PROVIDED MATERIAL.
====

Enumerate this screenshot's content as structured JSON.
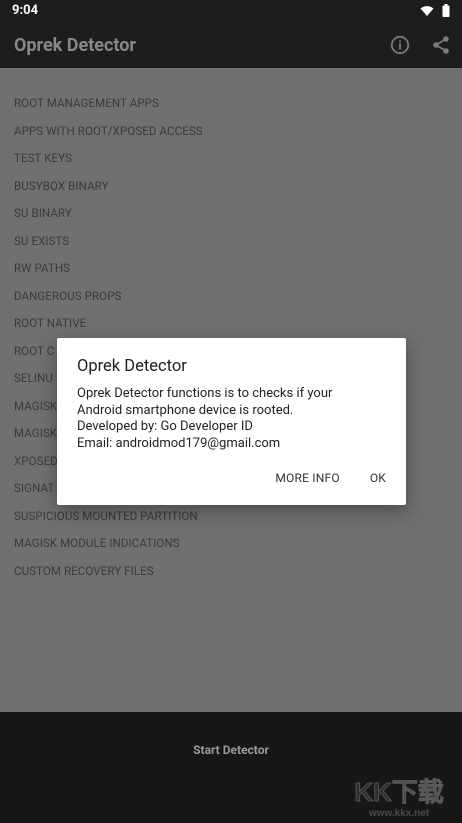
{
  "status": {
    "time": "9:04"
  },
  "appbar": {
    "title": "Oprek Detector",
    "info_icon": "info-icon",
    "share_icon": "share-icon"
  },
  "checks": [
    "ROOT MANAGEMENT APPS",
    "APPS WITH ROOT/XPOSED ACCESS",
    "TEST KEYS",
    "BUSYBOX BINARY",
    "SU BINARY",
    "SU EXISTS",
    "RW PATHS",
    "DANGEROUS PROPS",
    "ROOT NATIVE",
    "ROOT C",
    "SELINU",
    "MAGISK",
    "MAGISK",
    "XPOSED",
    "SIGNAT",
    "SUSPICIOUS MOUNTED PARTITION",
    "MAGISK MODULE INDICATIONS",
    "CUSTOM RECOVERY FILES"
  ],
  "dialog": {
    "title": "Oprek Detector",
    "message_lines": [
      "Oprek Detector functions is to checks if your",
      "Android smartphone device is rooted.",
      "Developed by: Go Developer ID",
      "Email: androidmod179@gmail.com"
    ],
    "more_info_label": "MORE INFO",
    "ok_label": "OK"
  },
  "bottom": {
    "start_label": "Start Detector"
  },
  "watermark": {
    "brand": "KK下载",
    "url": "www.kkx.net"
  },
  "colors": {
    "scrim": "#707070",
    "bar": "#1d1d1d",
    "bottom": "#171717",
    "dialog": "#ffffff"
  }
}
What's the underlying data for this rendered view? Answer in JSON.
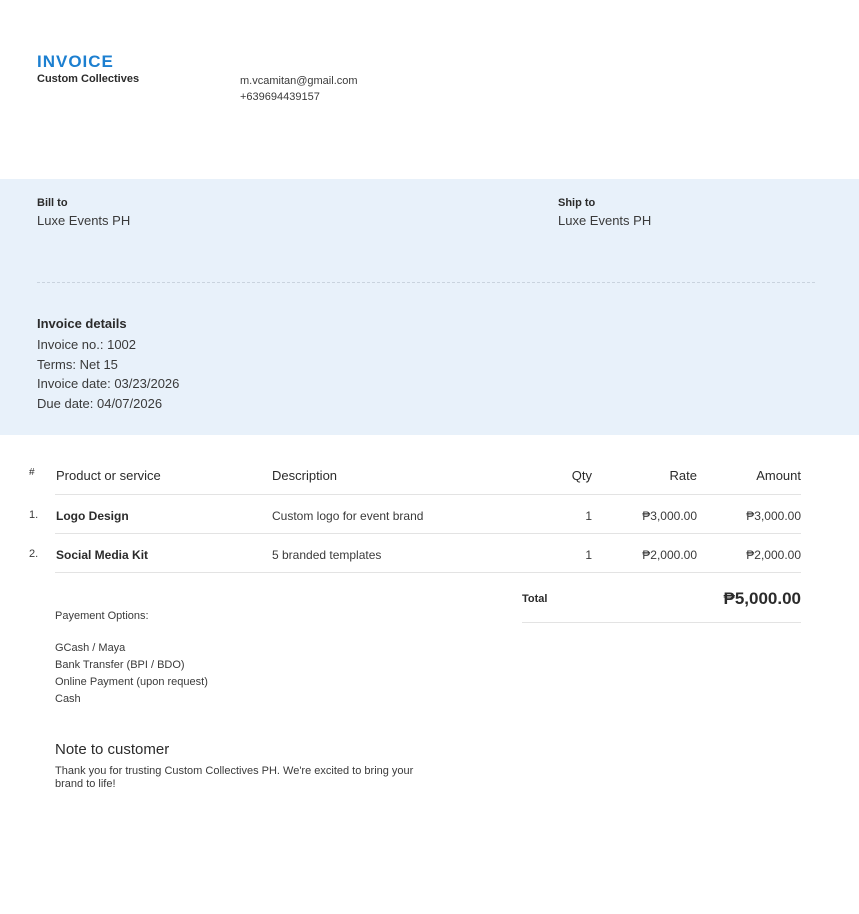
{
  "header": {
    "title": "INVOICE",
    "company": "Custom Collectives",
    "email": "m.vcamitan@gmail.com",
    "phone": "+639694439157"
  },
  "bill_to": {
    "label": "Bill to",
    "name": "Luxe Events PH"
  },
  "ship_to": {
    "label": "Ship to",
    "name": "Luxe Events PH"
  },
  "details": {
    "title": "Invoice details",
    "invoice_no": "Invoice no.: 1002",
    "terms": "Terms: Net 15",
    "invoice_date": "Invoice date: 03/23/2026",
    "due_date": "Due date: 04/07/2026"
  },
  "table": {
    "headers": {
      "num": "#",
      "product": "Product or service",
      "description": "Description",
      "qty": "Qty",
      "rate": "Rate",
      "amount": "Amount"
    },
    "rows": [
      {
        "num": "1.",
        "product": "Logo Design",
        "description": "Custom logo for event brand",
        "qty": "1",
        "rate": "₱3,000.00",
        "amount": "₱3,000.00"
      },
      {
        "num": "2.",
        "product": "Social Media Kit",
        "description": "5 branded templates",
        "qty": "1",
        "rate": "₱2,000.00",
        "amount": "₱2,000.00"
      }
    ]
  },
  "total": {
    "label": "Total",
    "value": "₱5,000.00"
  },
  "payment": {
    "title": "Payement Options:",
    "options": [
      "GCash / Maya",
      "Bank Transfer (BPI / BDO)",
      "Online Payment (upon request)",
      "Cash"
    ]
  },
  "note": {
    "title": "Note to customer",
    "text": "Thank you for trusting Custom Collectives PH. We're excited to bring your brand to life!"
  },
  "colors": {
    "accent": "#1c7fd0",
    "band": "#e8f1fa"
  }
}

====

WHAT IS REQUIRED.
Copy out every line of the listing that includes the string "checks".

THE COMPLETED TASK.
  "checks": [
      "Oprek Detector functions is to checks if your",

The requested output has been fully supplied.